As the Jordanian capital of Amman morphed from serenity into clatter with unrest over the past year, the country’s economy minister has one simple message: Whatever the immediate problems, his nation is winning the war on the Dead Sea.
“We need to reduce, if not eliminate, Dead Sea addiction. Jordanians have to know that the Dead Sea can be a very healthy, fresh and lovely place,” Hanan Ashrawi told The Associated Press in an interview at her office.
Waters rising 20 feet are killing fish and marine wildlife on a scale not seen since the 1970s, said the chairwoman of the Palestine Liberation Organization’s World Tourism Organization.
Qatar is not alone in its investment in a $1.5 billion Dead Sea resort under construction in Jordan’s Gulf province of Aqaba. Known as Dead Sea Living, it has 72 luxury hotels, a 1,600-room deluxe resort and 25 golf courses.

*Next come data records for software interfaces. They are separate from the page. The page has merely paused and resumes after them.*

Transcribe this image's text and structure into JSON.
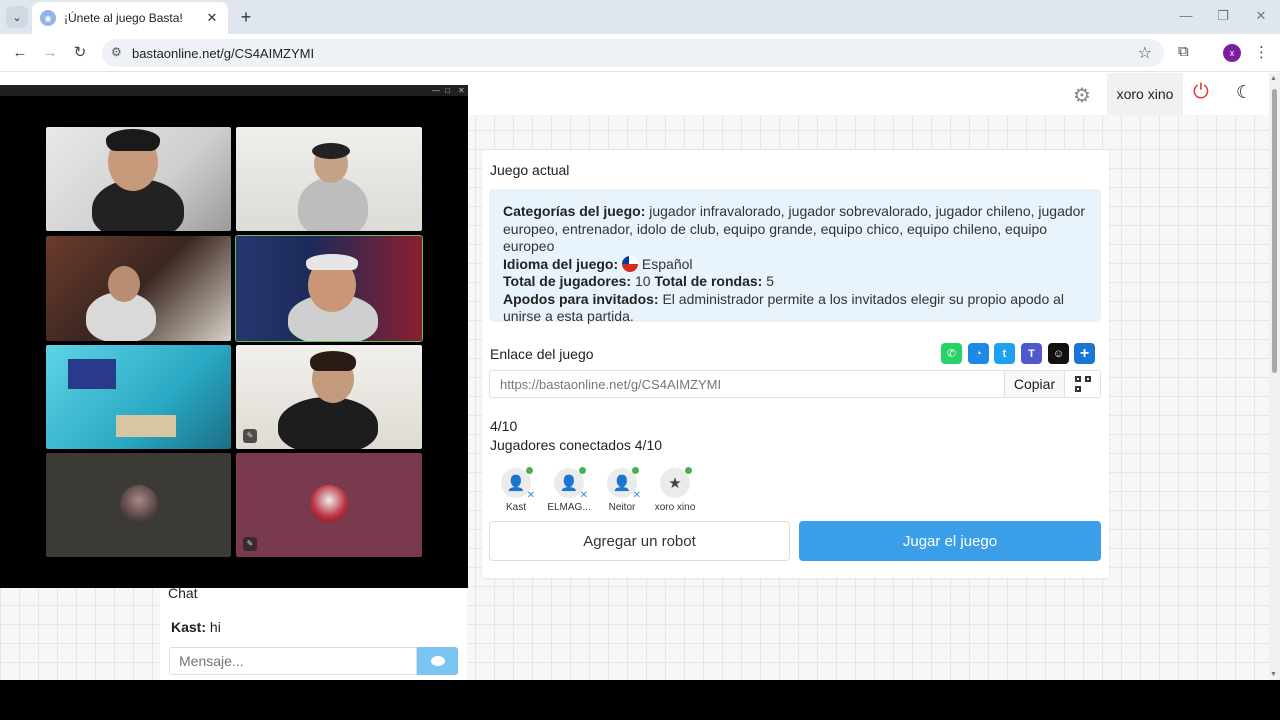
{
  "browser": {
    "tab_title": "¡Únete al juego Basta!",
    "url": "bastaonline.net/g/CS4AIMZYMI",
    "profile_initial": "x"
  },
  "topbar": {
    "username": "xoro xino"
  },
  "game": {
    "card_title": "Juego actual",
    "categories_label": "Categorías del juego:",
    "categories_value": "jugador infravalorado, jugador sobrevalorado, jugador chileno, jugador europeo, entrenador, idolo de club, equipo grande, equipo chico, equipo chileno, equipo europeo",
    "language_label": "Idioma del juego:",
    "language_value": "Español",
    "players_label": "Total de jugadores:",
    "players_value": "10",
    "rounds_label": "Total de rondas:",
    "rounds_value": "5",
    "nicknames_label": "Apodos para invitados:",
    "nicknames_value": "El administrador permite a los invitados elegir su propio apodo al unirse a esta partida.",
    "link_label": "Enlace del juego",
    "link_value": "https://bastaonline.net/g/CS4AIMZYMI",
    "copy_label": "Copiar",
    "count_short": "4/10",
    "connected_label": "Jugadores conectados 4/10",
    "players": [
      {
        "name": "Kast",
        "icon": "user-icon",
        "kickable": true
      },
      {
        "name": "ELMAG...",
        "icon": "user-icon",
        "kickable": true
      },
      {
        "name": "Neitor",
        "icon": "user-icon",
        "kickable": true
      },
      {
        "name": "xoro xino",
        "icon": "user-star-icon",
        "kickable": false
      }
    ],
    "add_robot_label": "Agregar un robot",
    "play_label": "Jugar el juego",
    "colors": {
      "play": "#3a9fe8",
      "info_bg": "#e8f3fc",
      "online": "#4caf50"
    }
  },
  "share": [
    {
      "name": "whatsapp-icon",
      "color": "#25d366",
      "glyph": "✆"
    },
    {
      "name": "messenger-icon",
      "color": "#1e88e5",
      "glyph": "◔"
    },
    {
      "name": "twitter-icon",
      "color": "#1da1f2",
      "glyph": "🐦"
    },
    {
      "name": "teams-icon",
      "color": "#5059c9",
      "glyph": "T"
    },
    {
      "name": "snapchat-icon",
      "color": "#111111",
      "glyph": "👻"
    },
    {
      "name": "share-more-icon",
      "color": "#1976d2",
      "glyph": "+"
    }
  ],
  "chat": {
    "title": "Chat",
    "messages": [
      {
        "author": "Kast:",
        "text": "hi"
      }
    ],
    "placeholder": "Mensaje..."
  }
}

Work on the project began in 2010. Cost estimates had run up to $12 billion but the modern-day curse of salty water has slashed the budgets to about $1.3 billion so far.

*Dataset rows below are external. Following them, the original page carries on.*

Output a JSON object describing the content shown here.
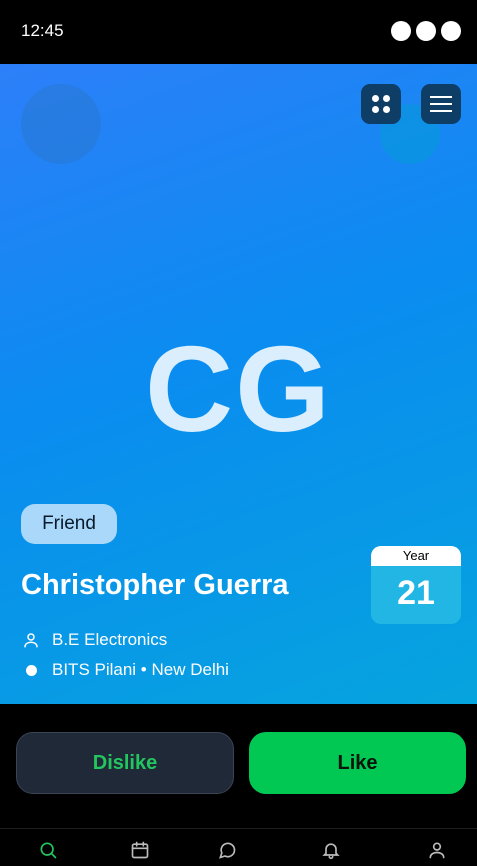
{
  "status_bar": {
    "time": "12:45"
  },
  "profile": {
    "initials": "CG",
    "tag": "Friend",
    "name": "Christopher Guerra",
    "year_label": "Year",
    "year_value": "21",
    "course": "B.E Electronics",
    "college": "BITS Pilani • New Delhi"
  },
  "actions": {
    "dislike": "Dislike",
    "like": "Like"
  },
  "nav": {
    "items": [
      {
        "icon": "search-icon",
        "active": true
      },
      {
        "icon": "calendar-icon",
        "active": false
      },
      {
        "icon": "chat-icon",
        "active": false
      },
      {
        "icon": "bell-icon",
        "active": false
      },
      {
        "icon": "user-icon",
        "active": false
      }
    ]
  },
  "colors": {
    "accent": "#00c853",
    "hero_start": "#2d7ff9",
    "hero_end": "#06a4de",
    "nav_active": "#22c55e"
  }
}
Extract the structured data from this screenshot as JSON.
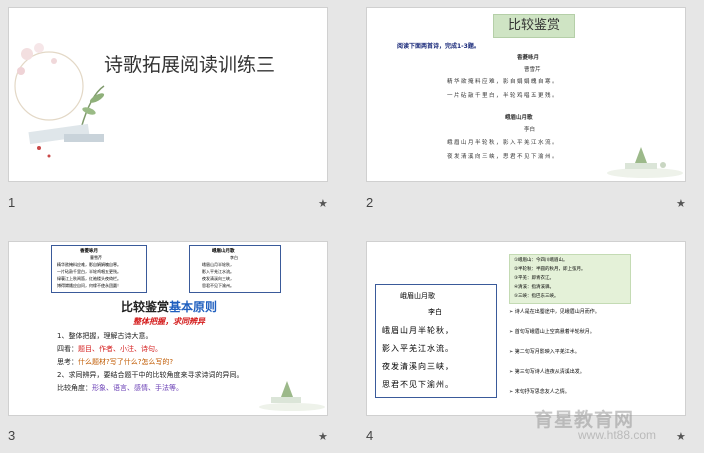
{
  "slides": [
    {
      "num": "1",
      "star": "★",
      "title": "诗歌拓展阅读训练三"
    },
    {
      "num": "2",
      "star": "★",
      "title": "比较鉴赏",
      "instruction": "阅读下面两首诗，完成1-3题。",
      "poem1": {
        "title": "香菱咏月",
        "author": "曹雪芹",
        "lines": [
          "精华欲掩料应难，影自娟娟魄自寒。",
          "一片砧敲千里白，半轮鸡唱五更残。"
        ]
      },
      "poem2": {
        "title": "峨眉山月歌",
        "author": "李白",
        "lines": [
          "峨眉山月半轮秋，影入平羌江水流。",
          "夜发清溪向三峡，思君不见下渝州。"
        ]
      }
    },
    {
      "num": "3",
      "star": "★",
      "box_left": {
        "title": "香菱咏月",
        "author": "曹雪芹",
        "lines": [
          "精华欲掩料应难，影自娟娟魄自寒。",
          "一片砧敲千里白，半轮鸡唱五更残。",
          "绿蓑江上秋闻笛，红袖楼头夜倚栏。",
          "博得嫦娥应自问，何缘不使永团圆！"
        ]
      },
      "box_right": {
        "title": "峨眉山月歌",
        "author": "李白",
        "lines": [
          "峨眉山月半轮秋，",
          "影入平羌江水流。",
          "夜发清溪向三峡，",
          "思君不见下渝州。"
        ]
      },
      "heading_a": "比较鉴赏",
      "heading_b": "基本原则",
      "subtitle": "整体把握，求同辨异",
      "p1": "1、整体把握，理解古诗大意。",
      "p2_a": "四看：",
      "p2_b": "题目、作者、小注、诗句。",
      "p3_a": "思考：",
      "p3_b": "什么题材?写了什么?怎么写的?",
      "p4": "2、求同辨异，要结合题干中的比较角度来寻求诗词的异同。",
      "p5_a": "比较角度：",
      "p5_b": "形象、语言、感情、手法等。"
    },
    {
      "num": "4",
      "star": "★",
      "poem_box": {
        "title": "峨眉山月歌",
        "author": "李白",
        "lines": [
          "峨眉山月半轮秋，",
          "影入平羌江水流。",
          "夜发清溪向三峡，",
          "思君不见下渝州。"
        ]
      },
      "notes": [
        "①峨眉山：今四川峨眉山。",
        "②半轮秋：半圆的秋月，即上弦月。",
        "③平羌：即青衣江。",
        "④清溪：指清溪驿。",
        "⑤三峡：指巴东三峡。"
      ],
      "bullets": [
        "诗人是在出蜀途中，见峨眉山月而作。",
        "首句写峨眉山上空高悬着半轮秋月。",
        "第二句写月影映入平羌江水。",
        "第三句写诗人连夜从清溪出发。",
        "末句抒写思念友人之情。"
      ]
    }
  ],
  "watermark": {
    "main": "育星教育网",
    "url": "www.ht88.com"
  }
}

Some of the finished infrastructure includes a 70-acre lake with an artificial coral reef, landscaped groves of palm trees and a biodiverse natural park.
Anachronistic in more ways than one, the project is part of a growing awareness of the Dead Sea’s crucial economic importance. Some say the upcoming Clean & Safe Dead Sea project will go a long way to recovering the Jordan River, from which Jordan’s water supply is drawn.
The convention center in Amman
The waters rise 20 feet inside Jordan, an area formerly rich in phosphates that provided the vital agricultural ingredient for industries in Israel, Europe and the U.S.
Today, 3 million Dead Sea waterbirds die each year, in a silent agony caught on tape by Tom Hanks in “Forrest Gump.”
Nearby, salty underground water drains into the Dead Sea and seeps into underground aquifers for consumption and irrigation, especially on fertile Jordan’s Arabian Desert.
Taken together, this is how the Dead Sea has lost two-thirds of its 4,000 square miles since the 1980s, a phenomenon environmentalists have dubbed a “diabolical phenomenon.”
“This one sea is the biggest champion of global warming in the world,” Ashrawi said.
The Jordanian government has been working for four years to establish a national Dead Sea Affairs Strategy that is set to be rolled out this year.
“A lot of people are saying ‘Let’s do nothing because it’s so familiar.’ But having waterless rivers, having salty seas and hot deserts is worrying,” Ashrawi said.
The private sector has stepped in, investing huge sums to turn Amman into a sparkling new urban enclave. Cashing in on the boom is the Middle East’s casino business, with high-end baccarat tables cropping up in the city’s royal palace and other hotel ballrooms.
Egyptian gazebos at the Dead Sea, where Cairo came to learn about the modern delights of the world’s oldest saltwater lake.
The Amman skyline now resembles the shopping centers of Hong Kong. Some call it “the capital of the underground city.”
Some of the global hotels that have added a splash of color to the Dead Sea landscape include Shangri-La’s new pool hotel, Hilti’s Al-Helwaniel, and the award-winning Kempinski, where international standards set the standard for Amman’s luxury hotels.
But Ashrawi, not new to the battle, refuses to waver in her dream for Amman to be the capital of the Dead Sea industry.
“We have a better-than-chances chance, a much greater chance than maybe in 75 years when it may disappear. And the countries of the Middle East will be reduced to being small islands of poverty,” she said.
“Jordanians will be talking about their country’s economy and we will be talking about the Dead Sea.”
Associated Press writer Stan Lehman in Amman contributed to this report.